The vets said if he made it through the night that would be good. The next morning, I came back and he still could not get up well, but he was drinking from a bottle and continuing to fight. They asked me what I would call him. With little hesitation, I responded, “ROCKY (after Rocky Balboa the Fighter)!”
Rocky had to stay in the ICU for 3 days. So I had 2 days from knowing he was out of the ICU to set up my barn for him. Mind you, I have never had a horse younger than 2 years old in my barn. To say I was scared was a HUGE understatement, but I wanted him to live.
On the 5th day he came home to me and would require around the clock care to be sure that he was nursing every 2 hours. There were also eye treatments, antibiotics in an IV, and because of his delicate size, keeping mom from stepping on him was also a challenge (hence the mattress you see in the pictures). Additionally, I immediately put Rocky and his mom Maggie on Dynamite Foundation. Knowing the amount of drugs he had been given, along with strong antibiotics, I wanted to get vitamins, minerals, and prebiotics in them both.
At 5 days old, and from day 1 in my barn, Rocky has been a Dynamite Baby! He got the vitamins and minerals in the milk he received from his mom, and orally I also gave him the Dyna Pro prebiotic, along with Miracle Clay.

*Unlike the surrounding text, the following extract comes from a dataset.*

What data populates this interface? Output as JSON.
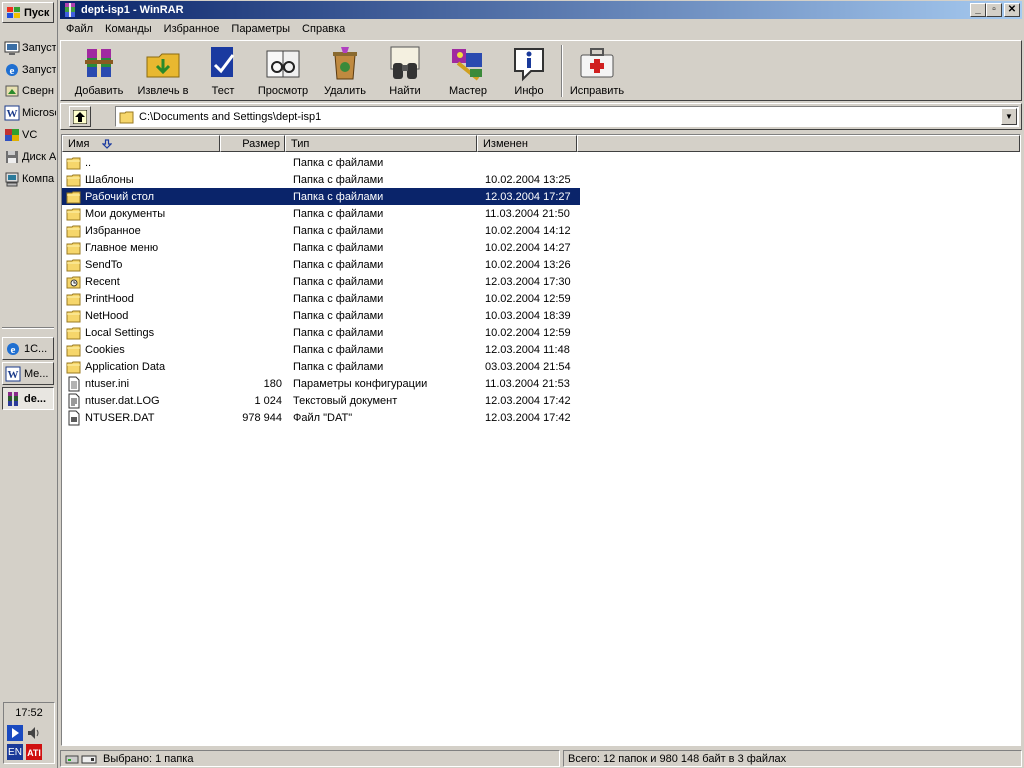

I will be honest, the first two weeks were tension filled! I wanted Rocky to live, but did not have the team of vets there to hold my hand through it. Many phone calls were made and they helped me often. At this point, the farm vet took over with his weekly blood work, lung exams, and such. We weren’t out of the dark yet though, as Rocky started having seizures.
The vets said that this was common in Dysmature foals, issued medical prescriptions, and said that he would grow out of it. At this time, I also added Dynamite Relax, Release, and essential oils to the daily regime. Thankfully the seizures only went on for about 2 weeks, as there was the constant fear that he would have one, fall over, and hit his head on something. I was ever so thankful for my friends who provided advice, console, and prayers. This all in addition to babysitting, bringing me dinner, and donating to help cover Rocky’s vet bills.

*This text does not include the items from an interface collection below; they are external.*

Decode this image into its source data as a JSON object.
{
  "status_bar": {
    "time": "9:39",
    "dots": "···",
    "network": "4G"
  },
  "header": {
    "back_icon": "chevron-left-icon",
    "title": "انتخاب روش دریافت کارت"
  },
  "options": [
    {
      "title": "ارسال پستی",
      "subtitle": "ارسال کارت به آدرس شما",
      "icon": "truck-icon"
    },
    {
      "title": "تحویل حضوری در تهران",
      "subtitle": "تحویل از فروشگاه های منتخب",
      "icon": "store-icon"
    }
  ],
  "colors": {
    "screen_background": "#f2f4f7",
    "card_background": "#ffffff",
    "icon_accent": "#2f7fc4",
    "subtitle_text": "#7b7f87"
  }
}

At a month old Rocky was now healthy and growing like a weed! He loved to play with his ball, and the scary feelings that I previously was experiencing were now replaced with joy as he was starting to just be fun.
After weaning at 7 months old Rocky was doing great and Maggie returned to her owner. Rocky was able to pony off my mare Sister, lunge, lead, and tie. All this in addition to playing with his jolly balls and just loving life. Five days after being born, Rocky has been on the Dynamite Foundation and is a happy, healthy, horse!
He has also turned out to be a great distraction for me, filling my heart with joy and love. I am ever so thankful for Peterson & Smith vet care, my farm vet, my friends, and for Dynamite Holistic Products.
My personal competition horses (and Rocky) get TNT Foundation. They also have been on the Dynamite Foundation on and off for the past decade, and consistently since 2014. Furthermore, my retired horses and training horses are on the Dynamite Foundation program as well.
I love keeping my horses as close to natural as possible. I feel it strengthens their immune system, allowing them to use their nutrients better with quality grass, hay, and low (to no) feed diets.
https://youtu.be/q42PYOKbM6c Maggie and I placing 7th 1d with 250 riders
https://youtu.be/VhJ4_6TaEv0 Rocky playing with his jolly ball at 2 months old